A university source said: "They were helping police with what they knew on a friendship level.
"They had known some of the bombers but had no idea what they were planning."
The massive investigation into the July 7 London bombings centred on four Yorkshire suicide bombers.
And as part of the inquiry, anti-terrorist officers quizzed University of Huddersfield students, it emerged today.
The police were trying to gather every scrap of information on the killers, who travelled south to London and murdered innocent passengers on three Tube trains and a bus.
Mohammed Sadique Khan, 30, of Thornhill Lees, Shehzad Tanweer, 22, and Hasib Hussain, 19, both from Leeds, and Jermaine Lindsay, 19, who went to school in Rawthorpe, killed 52 people and injured hundreds more when they blew themselves up on London tube trains and a bus on July 7.
The news of the investigations at the University campus comes in the same week as a prominent academic said extremists could be recruiting new members by targeting students - including those in Huddersfield.
The claim, by Professor Anthony Glees, is to be published in a report due out this week.

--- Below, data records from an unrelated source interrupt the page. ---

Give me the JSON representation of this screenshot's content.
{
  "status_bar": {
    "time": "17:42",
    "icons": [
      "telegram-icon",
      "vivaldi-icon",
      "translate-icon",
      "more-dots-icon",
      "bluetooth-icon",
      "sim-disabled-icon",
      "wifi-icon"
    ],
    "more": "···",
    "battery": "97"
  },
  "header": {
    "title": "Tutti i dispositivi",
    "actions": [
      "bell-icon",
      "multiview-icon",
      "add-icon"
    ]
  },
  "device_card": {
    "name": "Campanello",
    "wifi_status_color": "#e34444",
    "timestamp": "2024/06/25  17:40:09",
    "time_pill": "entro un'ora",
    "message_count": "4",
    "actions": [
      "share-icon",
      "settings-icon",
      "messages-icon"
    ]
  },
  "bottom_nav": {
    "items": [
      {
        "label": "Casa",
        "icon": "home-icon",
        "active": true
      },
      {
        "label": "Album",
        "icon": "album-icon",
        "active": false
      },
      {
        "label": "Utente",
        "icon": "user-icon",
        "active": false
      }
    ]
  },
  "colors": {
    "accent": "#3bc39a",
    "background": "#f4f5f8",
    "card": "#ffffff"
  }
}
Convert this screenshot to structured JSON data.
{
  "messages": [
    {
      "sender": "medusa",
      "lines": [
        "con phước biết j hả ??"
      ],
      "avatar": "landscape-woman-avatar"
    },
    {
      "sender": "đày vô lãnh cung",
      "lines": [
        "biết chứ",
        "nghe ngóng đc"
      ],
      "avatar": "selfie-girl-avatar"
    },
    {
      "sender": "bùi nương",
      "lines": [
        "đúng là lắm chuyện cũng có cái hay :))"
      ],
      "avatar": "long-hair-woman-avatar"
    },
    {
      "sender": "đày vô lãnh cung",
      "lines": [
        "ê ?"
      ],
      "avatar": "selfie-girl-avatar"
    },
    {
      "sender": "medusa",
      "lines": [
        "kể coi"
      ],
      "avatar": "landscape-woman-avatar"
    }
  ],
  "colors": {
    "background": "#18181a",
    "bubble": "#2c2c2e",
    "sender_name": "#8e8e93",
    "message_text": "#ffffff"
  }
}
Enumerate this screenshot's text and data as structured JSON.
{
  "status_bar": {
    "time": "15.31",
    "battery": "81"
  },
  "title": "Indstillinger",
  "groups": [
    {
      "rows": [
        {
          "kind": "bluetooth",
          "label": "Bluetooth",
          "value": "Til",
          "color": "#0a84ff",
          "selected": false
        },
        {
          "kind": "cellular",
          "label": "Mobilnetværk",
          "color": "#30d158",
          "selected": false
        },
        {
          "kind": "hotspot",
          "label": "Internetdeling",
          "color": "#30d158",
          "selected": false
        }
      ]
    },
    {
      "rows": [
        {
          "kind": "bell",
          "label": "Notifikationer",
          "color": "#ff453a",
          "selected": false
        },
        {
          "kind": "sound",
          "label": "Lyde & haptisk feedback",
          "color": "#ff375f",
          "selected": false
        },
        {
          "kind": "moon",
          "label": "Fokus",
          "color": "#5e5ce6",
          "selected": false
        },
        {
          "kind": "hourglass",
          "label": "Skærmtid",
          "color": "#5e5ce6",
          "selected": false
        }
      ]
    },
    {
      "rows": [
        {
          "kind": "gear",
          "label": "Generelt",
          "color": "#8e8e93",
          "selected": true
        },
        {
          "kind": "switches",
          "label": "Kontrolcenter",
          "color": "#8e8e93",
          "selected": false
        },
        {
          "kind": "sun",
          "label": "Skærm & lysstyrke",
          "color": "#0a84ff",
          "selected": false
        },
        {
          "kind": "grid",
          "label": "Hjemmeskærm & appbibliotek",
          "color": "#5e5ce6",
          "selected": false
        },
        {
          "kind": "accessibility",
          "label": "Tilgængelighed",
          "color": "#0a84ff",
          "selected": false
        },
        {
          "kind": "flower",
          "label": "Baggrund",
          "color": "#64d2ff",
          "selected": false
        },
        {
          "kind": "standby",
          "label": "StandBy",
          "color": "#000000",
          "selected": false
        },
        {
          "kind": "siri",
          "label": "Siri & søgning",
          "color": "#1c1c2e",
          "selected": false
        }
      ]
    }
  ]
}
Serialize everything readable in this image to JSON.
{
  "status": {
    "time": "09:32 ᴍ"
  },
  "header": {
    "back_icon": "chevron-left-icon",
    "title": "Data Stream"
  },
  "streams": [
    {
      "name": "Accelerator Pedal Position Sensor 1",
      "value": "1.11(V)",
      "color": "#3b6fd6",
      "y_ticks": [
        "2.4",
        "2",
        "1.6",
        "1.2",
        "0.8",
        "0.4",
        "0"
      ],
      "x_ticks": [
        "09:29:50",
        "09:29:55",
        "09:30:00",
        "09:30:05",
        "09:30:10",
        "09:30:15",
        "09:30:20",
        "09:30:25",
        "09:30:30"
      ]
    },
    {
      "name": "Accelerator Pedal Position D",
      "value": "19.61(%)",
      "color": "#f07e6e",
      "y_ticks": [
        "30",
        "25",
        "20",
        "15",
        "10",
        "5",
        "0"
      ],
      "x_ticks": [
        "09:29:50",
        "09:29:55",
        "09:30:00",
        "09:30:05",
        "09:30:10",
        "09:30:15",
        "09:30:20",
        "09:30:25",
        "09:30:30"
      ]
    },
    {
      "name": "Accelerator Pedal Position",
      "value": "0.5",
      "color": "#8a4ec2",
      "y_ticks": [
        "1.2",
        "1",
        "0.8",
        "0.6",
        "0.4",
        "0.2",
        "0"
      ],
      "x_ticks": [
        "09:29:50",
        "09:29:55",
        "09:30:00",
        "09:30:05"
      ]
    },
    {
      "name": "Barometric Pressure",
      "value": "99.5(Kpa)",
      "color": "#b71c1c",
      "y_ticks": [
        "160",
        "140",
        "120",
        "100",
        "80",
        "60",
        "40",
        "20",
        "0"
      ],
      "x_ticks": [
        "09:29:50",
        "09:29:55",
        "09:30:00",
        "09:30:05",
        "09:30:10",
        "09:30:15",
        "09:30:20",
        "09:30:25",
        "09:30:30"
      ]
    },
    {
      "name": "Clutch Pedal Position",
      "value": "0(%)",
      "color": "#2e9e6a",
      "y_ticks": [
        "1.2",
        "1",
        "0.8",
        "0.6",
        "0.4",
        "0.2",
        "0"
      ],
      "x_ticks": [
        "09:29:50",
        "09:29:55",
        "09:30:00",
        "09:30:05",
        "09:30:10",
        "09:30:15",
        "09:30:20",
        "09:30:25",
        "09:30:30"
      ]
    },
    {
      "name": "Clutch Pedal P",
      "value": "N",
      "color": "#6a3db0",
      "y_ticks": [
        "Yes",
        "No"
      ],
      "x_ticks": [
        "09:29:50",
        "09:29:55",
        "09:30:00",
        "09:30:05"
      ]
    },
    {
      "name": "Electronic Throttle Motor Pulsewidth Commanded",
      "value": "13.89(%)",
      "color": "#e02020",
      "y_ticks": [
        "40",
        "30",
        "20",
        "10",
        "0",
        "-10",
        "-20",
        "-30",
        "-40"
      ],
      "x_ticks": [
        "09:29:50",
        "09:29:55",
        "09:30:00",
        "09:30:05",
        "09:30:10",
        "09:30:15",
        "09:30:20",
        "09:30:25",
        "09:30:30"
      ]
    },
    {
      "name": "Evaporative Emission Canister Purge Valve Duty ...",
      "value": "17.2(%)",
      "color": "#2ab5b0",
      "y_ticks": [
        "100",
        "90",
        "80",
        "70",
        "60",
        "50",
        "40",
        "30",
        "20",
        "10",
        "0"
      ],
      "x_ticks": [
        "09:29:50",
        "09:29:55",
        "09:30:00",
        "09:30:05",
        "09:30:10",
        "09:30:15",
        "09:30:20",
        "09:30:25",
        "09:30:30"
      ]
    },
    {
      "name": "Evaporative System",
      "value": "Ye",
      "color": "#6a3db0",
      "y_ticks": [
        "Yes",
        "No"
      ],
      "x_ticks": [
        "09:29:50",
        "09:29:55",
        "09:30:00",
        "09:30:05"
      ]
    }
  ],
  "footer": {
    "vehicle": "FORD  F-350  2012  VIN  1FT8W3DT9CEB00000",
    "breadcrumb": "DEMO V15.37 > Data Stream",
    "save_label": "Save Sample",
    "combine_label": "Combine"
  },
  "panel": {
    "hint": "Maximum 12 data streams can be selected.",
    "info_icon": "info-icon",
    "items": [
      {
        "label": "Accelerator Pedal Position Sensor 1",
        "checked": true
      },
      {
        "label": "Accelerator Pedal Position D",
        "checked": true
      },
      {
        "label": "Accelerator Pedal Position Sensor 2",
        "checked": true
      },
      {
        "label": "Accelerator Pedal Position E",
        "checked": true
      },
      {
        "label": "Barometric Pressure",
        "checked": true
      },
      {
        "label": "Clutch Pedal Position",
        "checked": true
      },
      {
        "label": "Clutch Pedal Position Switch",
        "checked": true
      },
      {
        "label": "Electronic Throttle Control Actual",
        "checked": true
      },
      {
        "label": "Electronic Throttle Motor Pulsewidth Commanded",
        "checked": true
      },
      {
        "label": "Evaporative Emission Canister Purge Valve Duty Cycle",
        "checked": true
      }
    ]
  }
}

He says the extremists include Islamist Jihadists, animal rights activists and the British National Party.
Prof Glees said that every university in the UK needs to tighten up procedures to stop infiltration by extremist elements.
The Brunel University academic said, from the evidence collected in his study, there was no reason to believe any university was safe.
He said: "There is a culture of extremism and terrorism on Britain's campuses."
He told the Examiner: "Are these groups, which may support extreme or violent ends, operating officially or unofficially?
"At Huddersfield University, like other universities, there's no guarantee."
Last week education secretary Ruth Kelly told universities to watch out for extremists.
She said that after the terror attacks in London, universities should protect free thinking but inform police of "unacceptable behaviour" by students or staff.
Huddersfield University spokesman Phil Williams said they were aware of the threat from extremists.
He added: "We have never had any on campus.
"There was an issue of a Christian group which wasn't appropriate, but we worked with the student Christian group and chaplain and they never made it on to campus."
Mr Williams said they examined foreign student applications in detail.
He said: "There are bogus students coming to the UK, but it is slightly exaggerated.
"We check in detail and check qualifications to make sure there's no problems.
"We have never had an issue with any extremism on campus, but we are still wary of it.
"There is no room for complacency."
Meanwhile, the huge hunt continues. A dozen police officers in fluorescent jackets are still sifting through piles of stinking rubbish on a West Yorkshire waste site.
The men, who were wearing overalls under their jackets and white safety hats, appear to be systematically searching a small area of the rubbish heap at Skelton Grange, near Leeds, helped by two mechanical diggers.
One local resident said: "They've been here for weeks, dozens of them. They've been searching the same bit of rubbish every day it seems.
"The diggers skim off a layer at a time and then they move in and search it quite painstakingly."